The figures are impressive and fairly daunting – 30 runners galloping over four miles, jumping 27 fences and with a first prize of more than £120,000 up for grabs.
That is what awaits the winner of Saturday’s Coral Scottish Grand National at the end of three circuits of Ayr racecourse.
And, as ever, the race is full of fascinating possibilities that could lead to new entries in the record books.
Vicente knows his way round the course having won the race in 2016 and 2017 and would become the first horse for 105 years to win it three years in a row.
But if you are searching for a trainer and jockey in form, look no further than Gordon Elliott and Davy Russell. They teamed up to win last weekend’s Grand National at Aintree with Tiger Roll and now Fagan – who’s owned by Scottish businessman, Ronnie Bartlett – aims to give them a big-race double.
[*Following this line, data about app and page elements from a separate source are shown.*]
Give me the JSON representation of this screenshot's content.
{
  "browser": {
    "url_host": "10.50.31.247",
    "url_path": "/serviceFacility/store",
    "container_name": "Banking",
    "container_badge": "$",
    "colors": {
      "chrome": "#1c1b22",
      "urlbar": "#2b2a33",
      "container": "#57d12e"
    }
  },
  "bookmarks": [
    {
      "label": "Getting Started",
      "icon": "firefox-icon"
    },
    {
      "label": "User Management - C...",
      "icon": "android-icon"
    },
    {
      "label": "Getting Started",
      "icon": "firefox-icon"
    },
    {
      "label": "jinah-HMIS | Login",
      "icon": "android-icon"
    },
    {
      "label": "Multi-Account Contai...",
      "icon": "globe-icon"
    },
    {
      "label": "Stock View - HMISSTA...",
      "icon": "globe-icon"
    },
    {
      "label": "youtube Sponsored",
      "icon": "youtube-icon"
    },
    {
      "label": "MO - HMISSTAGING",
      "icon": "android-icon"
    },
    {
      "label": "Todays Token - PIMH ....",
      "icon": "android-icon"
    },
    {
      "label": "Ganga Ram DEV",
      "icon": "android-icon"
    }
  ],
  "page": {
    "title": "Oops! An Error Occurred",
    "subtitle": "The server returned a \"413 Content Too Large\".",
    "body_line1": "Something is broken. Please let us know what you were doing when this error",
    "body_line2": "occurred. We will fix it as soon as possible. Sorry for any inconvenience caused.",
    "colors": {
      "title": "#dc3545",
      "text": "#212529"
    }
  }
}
In fact, if Fagan does win, Elliott will have trained three Grand National winners in the last few weeks having also won the Irish version earlier this month.
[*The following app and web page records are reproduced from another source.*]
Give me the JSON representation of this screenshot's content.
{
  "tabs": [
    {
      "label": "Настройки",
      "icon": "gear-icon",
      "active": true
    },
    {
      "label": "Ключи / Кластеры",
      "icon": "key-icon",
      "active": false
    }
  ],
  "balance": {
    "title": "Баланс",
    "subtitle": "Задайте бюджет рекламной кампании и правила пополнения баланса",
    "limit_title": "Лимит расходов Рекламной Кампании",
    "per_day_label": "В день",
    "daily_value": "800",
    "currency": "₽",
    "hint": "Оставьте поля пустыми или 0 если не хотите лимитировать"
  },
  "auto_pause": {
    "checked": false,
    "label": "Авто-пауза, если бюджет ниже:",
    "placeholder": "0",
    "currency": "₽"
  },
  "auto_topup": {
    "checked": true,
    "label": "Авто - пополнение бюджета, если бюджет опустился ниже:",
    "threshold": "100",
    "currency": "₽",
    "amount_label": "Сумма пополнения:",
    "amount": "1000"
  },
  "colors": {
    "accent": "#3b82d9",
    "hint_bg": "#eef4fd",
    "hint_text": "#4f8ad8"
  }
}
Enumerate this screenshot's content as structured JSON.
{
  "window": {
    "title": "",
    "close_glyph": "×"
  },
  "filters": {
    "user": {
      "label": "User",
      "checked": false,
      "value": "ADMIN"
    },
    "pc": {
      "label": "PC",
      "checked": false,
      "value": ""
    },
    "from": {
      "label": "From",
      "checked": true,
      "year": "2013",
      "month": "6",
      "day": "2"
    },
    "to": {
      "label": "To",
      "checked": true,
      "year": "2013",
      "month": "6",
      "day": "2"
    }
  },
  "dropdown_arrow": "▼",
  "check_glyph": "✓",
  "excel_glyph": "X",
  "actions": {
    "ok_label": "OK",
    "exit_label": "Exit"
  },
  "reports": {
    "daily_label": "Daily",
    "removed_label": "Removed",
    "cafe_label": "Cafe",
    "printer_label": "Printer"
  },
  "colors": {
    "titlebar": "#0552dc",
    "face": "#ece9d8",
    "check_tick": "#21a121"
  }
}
And you can never dismiss the chances of trainer Nigel Twiston-Davies, who has won the Scottish National three times before. He is represented by last year’s second and third, Cogry and Benbens, along with Ballyoptic.
The last Scottish-trained winner of the big race was Merigo back in 2012 but there will not be one this year as none has made the final cut of 30.
It is a race with a rich history including a memorable win for the great Red Rum back in 1974 just a couple of weeks after he had won his second of three Grand Nationals at Aintree.
As ever, trying to pick the winner will be a bit of a mystery, so with excuses for the spelling, perhaps the Michael Scudamore-trained Mysteree, might be an apt each-way selection.